Now, just for fun, let’s dive back into the video signal coming out of the transmitter. In the image above, I’ve put some markers on the various carriers present in the signal. The luma carrier is in the center at 433.85MHz, which is where we expect it to be. Marker 2 is at 437.45MHz, which is 3.6 (let’s call it 3.57) MHz away, matching exactly where the chroma carrier is supposed to be. There’s no audio carrier, which isn’t a surprise because there’s no audio, though I wouldn’t be surprised to see the carrier. Marker 3 is 19 MHz away; I have no idea what this is or why it’s there. It’s not supposed to be. Same with marker 4. Oh, well… that’s what you get with a shitty transmitter.
Now, what about those pesky harmonics? The Sky65116 is a 390-500 MHz amplifier, so my hope is that the reduced gain by the first harmonic will attenuate the harmonics enough to bring them into compliance. The graph above is the gain v. frequency graph from the data sheet. It’s neither encouraging nor discouraging. It’s difficult to infer what’s going to happen at 800 MHz when the graph stops at 500 MHz. In the image below, it appears that I lucked out. The first harmonic is 42dB down from the fundamental. If I were selling a product, there’s no way I would send this out for compliance testing. It would just be too risky, I’m not that confident in my measurements. By my math, it would cost less than $2 in parts (single unit quantities) to make a decent low pass filter. That’s the right thing to do. When I modeled it (in QUCS, again), I calculated that the harmonics would be within compliance even without the rolloff of the amplifier. With the rolloff, the harmonics would be well below the noise floor.

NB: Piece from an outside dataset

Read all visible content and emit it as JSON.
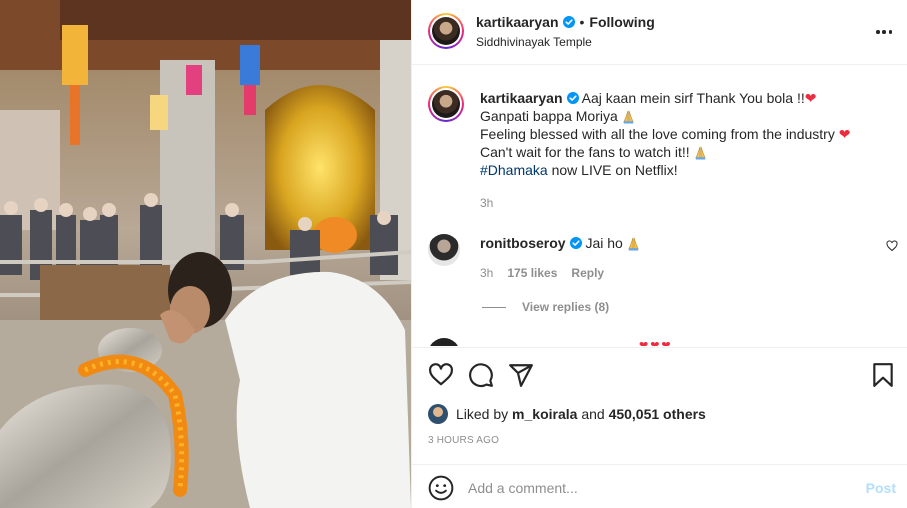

I’ve had a ton of fun redoing this experiment with my new spectrum analyzer. I’m going to write lots more about the analyzer in the future, and I’m really looking forward to it. Coming soon is an exploration of the skyworks low noise amplifiers. Between these two products, I expect to have a solid video link over 1000 feet or so.